--- START ---

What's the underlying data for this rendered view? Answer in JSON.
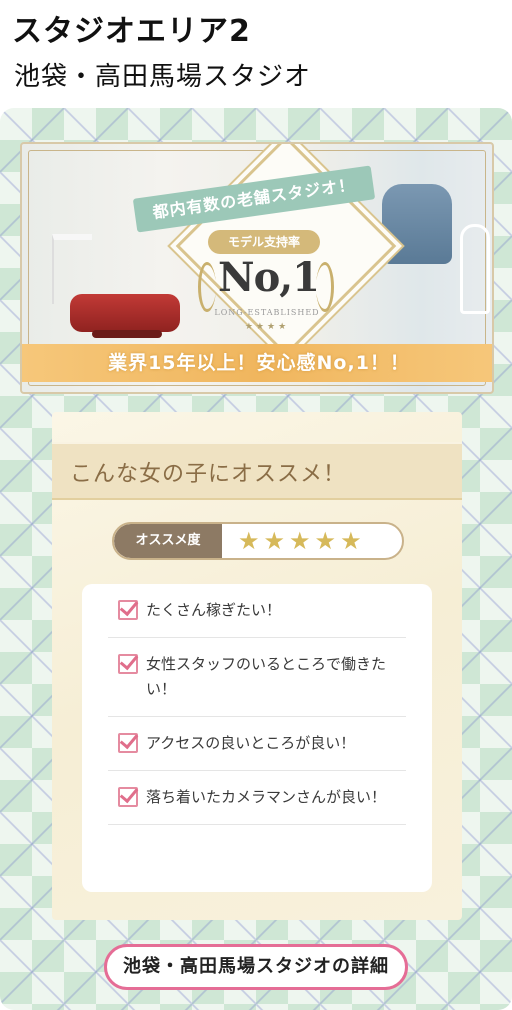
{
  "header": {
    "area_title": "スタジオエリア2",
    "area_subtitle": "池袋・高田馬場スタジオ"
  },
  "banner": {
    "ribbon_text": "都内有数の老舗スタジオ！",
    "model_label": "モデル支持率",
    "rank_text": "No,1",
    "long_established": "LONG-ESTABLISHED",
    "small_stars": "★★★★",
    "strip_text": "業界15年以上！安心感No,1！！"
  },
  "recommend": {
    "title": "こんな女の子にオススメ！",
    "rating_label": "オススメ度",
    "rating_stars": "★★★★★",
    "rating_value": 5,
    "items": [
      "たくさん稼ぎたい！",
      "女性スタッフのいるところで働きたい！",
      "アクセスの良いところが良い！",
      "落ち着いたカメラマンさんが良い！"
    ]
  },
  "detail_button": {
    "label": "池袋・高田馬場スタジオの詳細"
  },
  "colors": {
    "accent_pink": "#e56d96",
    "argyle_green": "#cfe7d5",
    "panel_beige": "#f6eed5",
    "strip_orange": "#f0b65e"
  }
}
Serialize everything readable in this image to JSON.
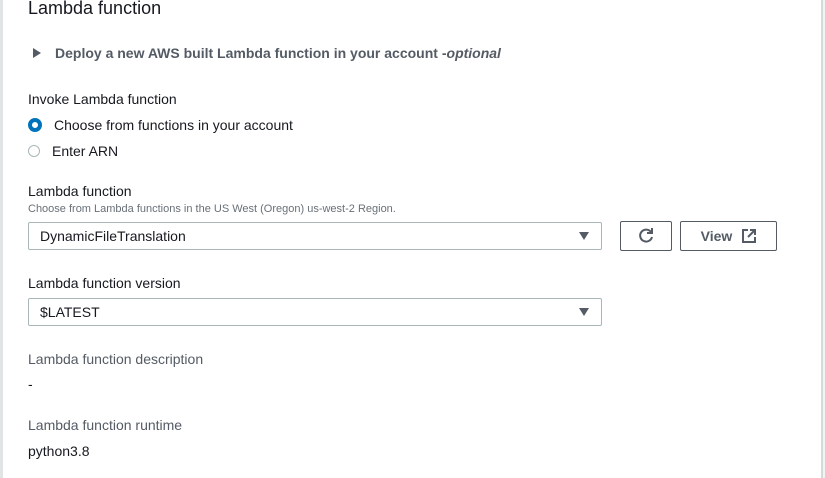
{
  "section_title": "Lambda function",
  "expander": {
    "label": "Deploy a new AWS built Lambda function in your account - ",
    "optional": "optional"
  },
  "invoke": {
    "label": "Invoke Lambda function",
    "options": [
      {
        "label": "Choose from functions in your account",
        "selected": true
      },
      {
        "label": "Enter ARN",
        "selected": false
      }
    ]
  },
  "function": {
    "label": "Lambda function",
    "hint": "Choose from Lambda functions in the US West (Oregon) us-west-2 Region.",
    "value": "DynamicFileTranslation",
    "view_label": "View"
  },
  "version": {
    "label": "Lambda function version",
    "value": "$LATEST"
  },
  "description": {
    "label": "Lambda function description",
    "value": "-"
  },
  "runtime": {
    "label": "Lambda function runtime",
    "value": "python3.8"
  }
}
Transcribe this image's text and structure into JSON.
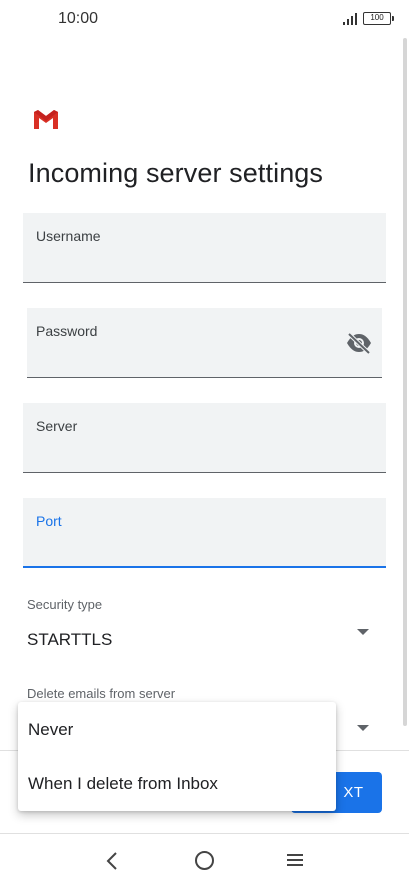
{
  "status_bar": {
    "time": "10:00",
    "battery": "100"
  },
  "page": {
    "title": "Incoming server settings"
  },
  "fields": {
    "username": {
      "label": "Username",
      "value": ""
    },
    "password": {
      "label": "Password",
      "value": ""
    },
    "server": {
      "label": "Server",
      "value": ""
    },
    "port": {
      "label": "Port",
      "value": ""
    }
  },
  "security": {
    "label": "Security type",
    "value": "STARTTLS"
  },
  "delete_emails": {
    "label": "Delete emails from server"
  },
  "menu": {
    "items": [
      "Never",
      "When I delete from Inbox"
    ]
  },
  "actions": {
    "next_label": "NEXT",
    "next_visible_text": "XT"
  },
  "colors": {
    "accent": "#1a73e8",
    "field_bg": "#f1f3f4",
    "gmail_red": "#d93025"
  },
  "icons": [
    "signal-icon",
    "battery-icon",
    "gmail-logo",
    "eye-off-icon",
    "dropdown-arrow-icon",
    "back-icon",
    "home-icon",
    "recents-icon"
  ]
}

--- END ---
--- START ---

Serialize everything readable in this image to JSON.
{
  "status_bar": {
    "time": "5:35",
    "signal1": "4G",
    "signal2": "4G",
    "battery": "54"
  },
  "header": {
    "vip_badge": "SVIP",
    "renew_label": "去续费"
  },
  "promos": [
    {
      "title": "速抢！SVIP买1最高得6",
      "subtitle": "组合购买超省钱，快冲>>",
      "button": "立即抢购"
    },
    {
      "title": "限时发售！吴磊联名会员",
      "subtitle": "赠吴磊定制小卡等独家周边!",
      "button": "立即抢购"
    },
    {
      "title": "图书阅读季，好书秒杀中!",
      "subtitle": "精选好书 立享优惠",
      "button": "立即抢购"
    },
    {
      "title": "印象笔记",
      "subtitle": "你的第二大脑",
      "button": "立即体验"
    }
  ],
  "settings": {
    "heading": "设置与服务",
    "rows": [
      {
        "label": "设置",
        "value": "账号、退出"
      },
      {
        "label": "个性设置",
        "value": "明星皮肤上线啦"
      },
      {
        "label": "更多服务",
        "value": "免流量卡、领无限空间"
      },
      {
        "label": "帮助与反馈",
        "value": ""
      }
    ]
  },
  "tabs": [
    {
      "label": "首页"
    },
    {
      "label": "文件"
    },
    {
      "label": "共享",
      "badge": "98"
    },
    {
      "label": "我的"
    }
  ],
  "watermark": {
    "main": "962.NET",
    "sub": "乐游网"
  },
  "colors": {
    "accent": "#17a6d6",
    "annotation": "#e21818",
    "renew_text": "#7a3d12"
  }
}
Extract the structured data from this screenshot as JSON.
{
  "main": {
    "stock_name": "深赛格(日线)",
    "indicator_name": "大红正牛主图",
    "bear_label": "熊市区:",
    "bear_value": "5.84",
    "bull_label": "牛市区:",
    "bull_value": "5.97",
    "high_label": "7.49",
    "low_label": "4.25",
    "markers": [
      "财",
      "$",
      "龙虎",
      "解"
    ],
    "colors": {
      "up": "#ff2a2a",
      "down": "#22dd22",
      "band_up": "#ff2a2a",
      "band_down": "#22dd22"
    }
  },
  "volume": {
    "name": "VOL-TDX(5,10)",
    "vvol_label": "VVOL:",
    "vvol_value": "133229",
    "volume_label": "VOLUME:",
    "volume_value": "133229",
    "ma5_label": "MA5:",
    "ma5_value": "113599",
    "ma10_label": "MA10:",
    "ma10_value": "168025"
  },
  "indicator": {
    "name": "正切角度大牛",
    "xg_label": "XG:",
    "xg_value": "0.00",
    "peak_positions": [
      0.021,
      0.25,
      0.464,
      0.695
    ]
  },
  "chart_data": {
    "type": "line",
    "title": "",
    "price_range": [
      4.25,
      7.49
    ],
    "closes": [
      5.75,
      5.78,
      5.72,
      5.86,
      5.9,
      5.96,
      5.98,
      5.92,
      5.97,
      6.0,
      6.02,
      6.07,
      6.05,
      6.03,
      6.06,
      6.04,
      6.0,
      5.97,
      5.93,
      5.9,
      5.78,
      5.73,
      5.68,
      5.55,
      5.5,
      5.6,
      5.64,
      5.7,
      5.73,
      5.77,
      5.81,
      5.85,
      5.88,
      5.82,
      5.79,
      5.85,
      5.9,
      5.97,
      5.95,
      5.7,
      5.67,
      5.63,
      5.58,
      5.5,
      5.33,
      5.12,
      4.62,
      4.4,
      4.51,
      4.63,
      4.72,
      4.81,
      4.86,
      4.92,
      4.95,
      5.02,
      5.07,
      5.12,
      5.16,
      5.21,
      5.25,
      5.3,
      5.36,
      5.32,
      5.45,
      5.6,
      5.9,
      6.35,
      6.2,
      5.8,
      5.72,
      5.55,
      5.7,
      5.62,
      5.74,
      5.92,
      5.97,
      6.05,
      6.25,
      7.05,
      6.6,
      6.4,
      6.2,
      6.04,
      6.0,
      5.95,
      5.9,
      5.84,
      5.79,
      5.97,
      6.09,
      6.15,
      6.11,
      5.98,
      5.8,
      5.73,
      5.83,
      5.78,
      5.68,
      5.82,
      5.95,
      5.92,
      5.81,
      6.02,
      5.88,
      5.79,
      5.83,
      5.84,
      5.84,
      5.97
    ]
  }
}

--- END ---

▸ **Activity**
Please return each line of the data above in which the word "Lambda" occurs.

▸ **Your solution**
  "section_title": "Lambda function",
    "label": "Deploy a new AWS built Lambda function in your account - ",
    "label": "Invoke Lambda function",
    "label": "Lambda function",
    "hint": "Choose from Lambda functions in the US West (Oregon) us-west-2 Region.",
    "label": "Lambda function version",
    "label": "Lambda function description",
    "label": "Lambda function runtime",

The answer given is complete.